deborah: The management regrets that it was unable to find a Gnomic Utterance that was suitably irrelevant. (gnomic)
deborah ([personal profile] deborah) wrote2011-10-24 01:55 am

horses sweat, men perspire, but player characters only glow

I was talking to B tonight, and we were discussing the different forms of privilege the characters in Airborn have:

Matt: Male; Nepotism; beloved of the local powers that be; white; Canadian(-ish)

Kate: Upper-class; Female; Educated; white; Canadian(-ish)

And I pointed out that both of them have the privilege of Player Character Glow. "PC Glow" is a tabletop RPG term used to refer to the forces which benefit characters that matter -- that is, characters played by actual players, instead of non-player characters run by the game master. PC Glow brings together people who have no reason to travel together. It guarantees they'll stumble upon the treasure or will overhear necessary gossip about a conspiracy. It keeps them from attacking or mistrusting the wrong people. And in the case of Matt Cruse and Kate DeVries, it guarantees the rightness of all their choices; that the cloud cats will be their friends; that they'll find a mysterious island; that they'll be given countless opportunities to excel and defeat villains.
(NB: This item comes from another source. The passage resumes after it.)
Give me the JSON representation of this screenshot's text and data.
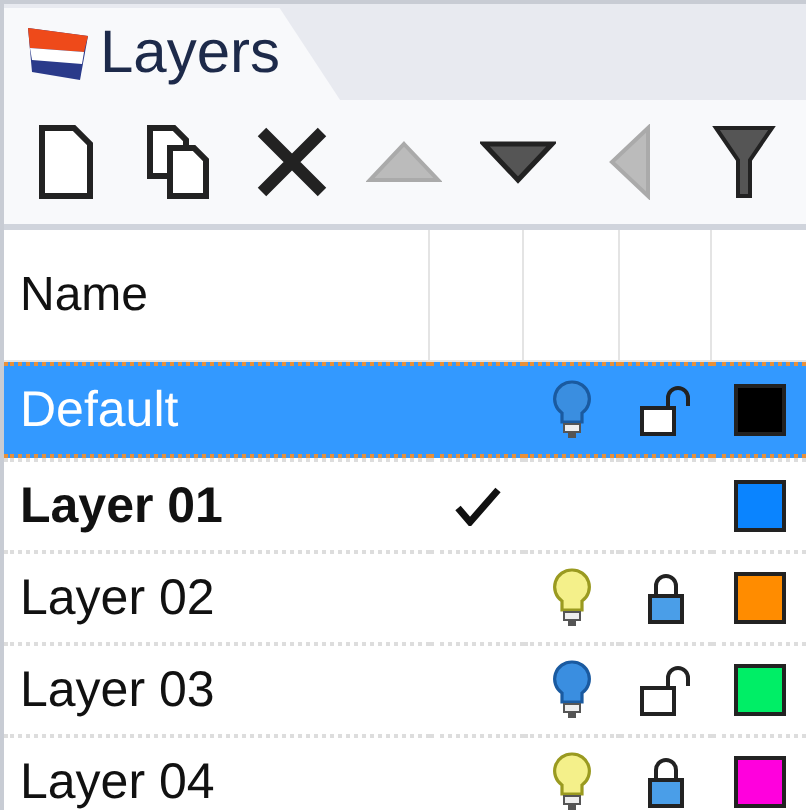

B (who needs to go to graduate school simply so that she and I have a reason to write this paper together), started speculating about what forms of privilege are made acceptable by a character having PC Glow. (Perhaps we should call it "Protagonist Glow" when discussing fiction, but how many new literary criticism terms can one humble blogger hope to popularize?) For example, being upper-class, female, and educated often makes one a villain, but in the case of a protagonist, it can make one a spunky contrast to societal norms.

B speculated that, in F&SF, you can be an upper-class female and have that be rescued by PC Glow, but you can't really be a born and bred upper-class male. On the other hand, you can't really be a completely working class female; if you begin as a grease stained blue collar girl, you are likely to discover that you are a Lost Princess. (She then promptly pointed out Laputa: Castle in the Sky as an example of this, in which Pazu remained a grease-stained mechanic but Sheeta discovers she is a Lost Princess.)
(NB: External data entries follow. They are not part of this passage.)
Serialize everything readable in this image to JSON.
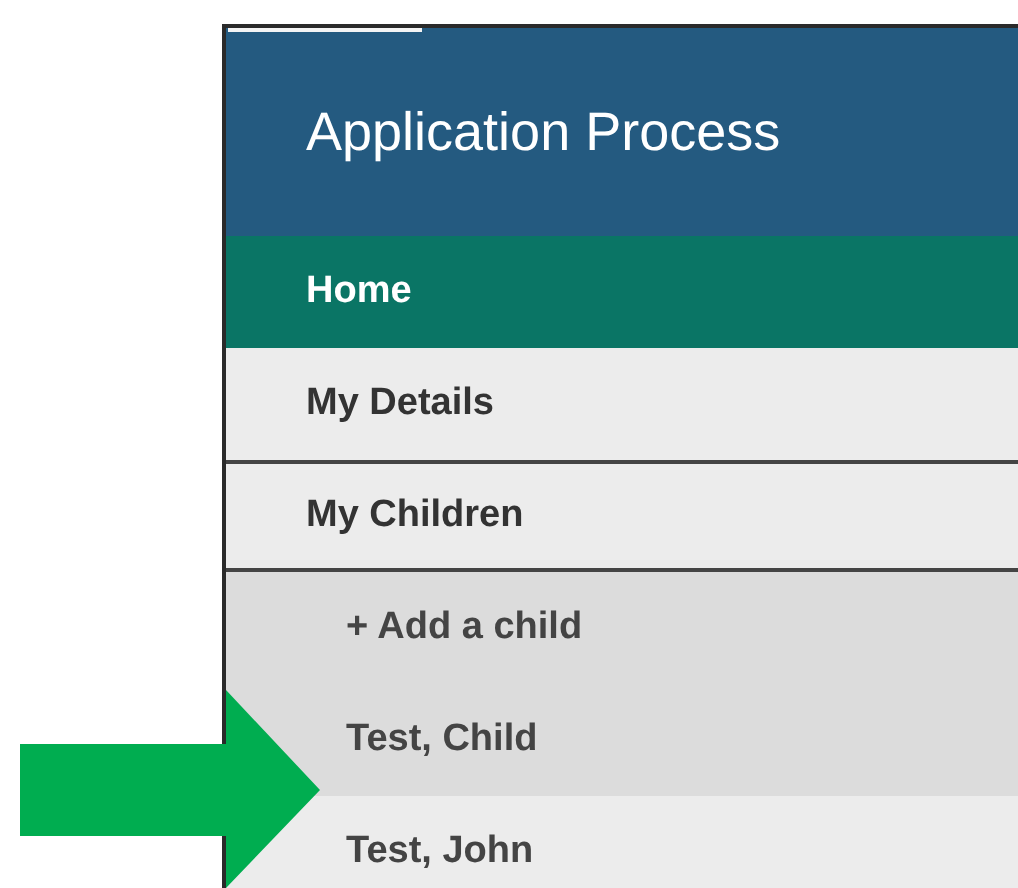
{
  "header": {
    "title": "Application Process"
  },
  "nav": [
    {
      "label": "Home",
      "selected": true,
      "kind": "link"
    },
    {
      "label": "My Details",
      "selected": false,
      "kind": "link"
    },
    {
      "label": "My Children",
      "selected": false,
      "kind": "group",
      "expanded": true,
      "children": [
        {
          "label": "+ Add a child",
          "highlighted": false
        },
        {
          "label": "Test, Child",
          "highlighted": false
        },
        {
          "label": "Test, John",
          "highlighted": true
        }
      ]
    }
  ]
}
...Now I want to speculate about a world in which Dicey Tillerman discovers she is a Lost Princess. MUCH HILARITY WOULD ENSUE.
badgerbag: (Default)
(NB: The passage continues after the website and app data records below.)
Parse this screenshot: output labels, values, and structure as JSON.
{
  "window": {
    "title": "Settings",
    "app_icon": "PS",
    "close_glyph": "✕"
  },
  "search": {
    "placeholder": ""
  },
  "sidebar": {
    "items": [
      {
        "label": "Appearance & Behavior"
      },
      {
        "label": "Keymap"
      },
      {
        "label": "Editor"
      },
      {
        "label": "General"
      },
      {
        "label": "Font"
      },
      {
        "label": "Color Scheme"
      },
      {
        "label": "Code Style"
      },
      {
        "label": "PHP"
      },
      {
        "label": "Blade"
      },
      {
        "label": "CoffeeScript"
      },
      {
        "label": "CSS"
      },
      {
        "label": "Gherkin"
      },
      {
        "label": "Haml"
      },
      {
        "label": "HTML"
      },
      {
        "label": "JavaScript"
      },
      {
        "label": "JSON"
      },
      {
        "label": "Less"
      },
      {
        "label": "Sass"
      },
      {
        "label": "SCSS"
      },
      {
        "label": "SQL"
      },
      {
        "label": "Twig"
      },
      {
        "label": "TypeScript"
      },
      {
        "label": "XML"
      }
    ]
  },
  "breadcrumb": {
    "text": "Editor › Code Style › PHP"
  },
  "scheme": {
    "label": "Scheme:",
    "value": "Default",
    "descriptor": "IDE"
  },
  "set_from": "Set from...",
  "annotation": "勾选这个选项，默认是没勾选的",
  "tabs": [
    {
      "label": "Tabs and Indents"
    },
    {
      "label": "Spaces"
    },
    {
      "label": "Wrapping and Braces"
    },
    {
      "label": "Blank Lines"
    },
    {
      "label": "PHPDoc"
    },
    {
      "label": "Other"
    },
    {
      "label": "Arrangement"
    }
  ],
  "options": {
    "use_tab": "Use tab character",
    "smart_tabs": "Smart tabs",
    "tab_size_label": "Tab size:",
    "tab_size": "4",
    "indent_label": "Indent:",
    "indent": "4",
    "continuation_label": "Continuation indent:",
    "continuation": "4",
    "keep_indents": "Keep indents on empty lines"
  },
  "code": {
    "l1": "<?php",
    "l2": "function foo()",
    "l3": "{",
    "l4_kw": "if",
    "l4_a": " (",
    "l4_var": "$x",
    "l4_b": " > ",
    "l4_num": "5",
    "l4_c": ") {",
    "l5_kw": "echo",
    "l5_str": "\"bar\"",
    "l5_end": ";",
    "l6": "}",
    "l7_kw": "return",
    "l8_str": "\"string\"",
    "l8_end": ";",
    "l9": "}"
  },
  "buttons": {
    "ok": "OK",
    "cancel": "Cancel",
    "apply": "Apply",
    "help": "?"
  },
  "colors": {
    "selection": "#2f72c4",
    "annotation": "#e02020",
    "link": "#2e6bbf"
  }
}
[personal profile] badgerbag 2011-10-24 11:24 am (UTC)(link)
Well if Dicey is a Lost Princess don't they all have to be?! They would do well as a team all together in Narnia.